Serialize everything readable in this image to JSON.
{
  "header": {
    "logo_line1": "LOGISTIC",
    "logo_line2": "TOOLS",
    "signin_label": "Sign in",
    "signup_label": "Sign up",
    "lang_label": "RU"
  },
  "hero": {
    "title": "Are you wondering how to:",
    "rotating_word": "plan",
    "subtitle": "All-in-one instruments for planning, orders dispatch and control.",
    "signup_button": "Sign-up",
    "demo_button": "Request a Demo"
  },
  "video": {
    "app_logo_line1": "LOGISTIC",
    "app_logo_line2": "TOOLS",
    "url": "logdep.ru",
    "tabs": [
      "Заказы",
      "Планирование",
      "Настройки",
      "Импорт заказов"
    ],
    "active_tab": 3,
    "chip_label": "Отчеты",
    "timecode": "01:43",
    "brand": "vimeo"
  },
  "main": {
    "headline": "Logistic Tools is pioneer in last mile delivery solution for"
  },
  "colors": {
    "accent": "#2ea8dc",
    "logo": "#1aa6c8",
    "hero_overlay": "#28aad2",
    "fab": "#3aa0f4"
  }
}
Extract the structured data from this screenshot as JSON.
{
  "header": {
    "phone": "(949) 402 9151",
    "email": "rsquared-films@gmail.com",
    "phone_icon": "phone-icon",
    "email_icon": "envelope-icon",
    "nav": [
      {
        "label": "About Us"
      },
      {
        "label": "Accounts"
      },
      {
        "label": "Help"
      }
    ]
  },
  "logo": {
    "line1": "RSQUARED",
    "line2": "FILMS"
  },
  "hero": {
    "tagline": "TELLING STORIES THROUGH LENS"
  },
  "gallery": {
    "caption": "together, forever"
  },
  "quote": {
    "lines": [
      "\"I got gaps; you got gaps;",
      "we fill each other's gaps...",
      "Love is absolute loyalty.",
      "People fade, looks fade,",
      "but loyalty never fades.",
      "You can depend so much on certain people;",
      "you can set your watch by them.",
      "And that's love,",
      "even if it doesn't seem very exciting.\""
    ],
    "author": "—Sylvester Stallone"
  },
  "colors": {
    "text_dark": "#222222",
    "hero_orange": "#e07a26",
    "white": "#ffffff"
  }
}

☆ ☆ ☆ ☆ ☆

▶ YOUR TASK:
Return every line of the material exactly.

▶ RESPONSE BOX:
Serialize everything readable in this image to JSON.
{
  "header": {
    "logo_line1": "LOGISTIC",
    "logo_line2": "TOOLS",
    "signin_label": "Sign in",
    "signup_label": "Sign up",
    "lang_label": "RU"
  },
  "hero": {
    "title": "Are you wondering how to:",
    "rotating_word": "plan",
    "subtitle": "All-in-one instruments for planning, orders dispatch and control.",
    "signup_button": "Sign-up",
    "demo_button": "Request a Demo"
  },
  "video": {
    "app_logo_line1": "LOGISTIC",
    "app_logo_line2": "TOOLS",
    "url": "logdep.ru",
    "tabs": [
      "Заказы",
      "Планирование",
      "Настройки",
      "Импорт заказов"
    ],
    "active_tab": 3,
    "chip_label": "Отчеты",
    "timecode": "01:43",
    "brand": "vimeo"
  },
  "main": {
    "headline": "Logistic Tools is pioneer in last mile delivery solution for"
  },
  "colors": {
    "accent": "#2ea8dc",
    "logo": "#1aa6c8",
    "hero_overlay": "#28aad2",
    "fab": "#3aa0f4"
  }
}
Extract the structured data from this screenshot as JSON.
{
  "header": {
    "phone": "(949) 402 9151",
    "email": "rsquared-films@gmail.com",
    "phone_icon": "phone-icon",
    "email_icon": "envelope-icon",
    "nav": [
      {
        "label": "About Us"
      },
      {
        "label": "Accounts"
      },
      {
        "label": "Help"
      }
    ]
  },
  "logo": {
    "line1": "RSQUARED",
    "line2": "FILMS"
  },
  "hero": {
    "tagline": "TELLING STORIES THROUGH LENS"
  },
  "gallery": {
    "caption": "together, forever"
  },
  "quote": {
    "lines": [
      "\"I got gaps; you got gaps;",
      "we fill each other's gaps...",
      "Love is absolute loyalty.",
      "People fade, looks fade,",
      "but loyalty never fades.",
      "You can depend so much on certain people;",
      "you can set your watch by them.",
      "And that's love,",
      "even if it doesn't seem very exciting.\""
    ],
    "author": "—Sylvester Stallone"
  },
  "colors": {
    "text_dark": "#222222",
    "hero_orange": "#e07a26",
    "white": "#ffffff"
  }
}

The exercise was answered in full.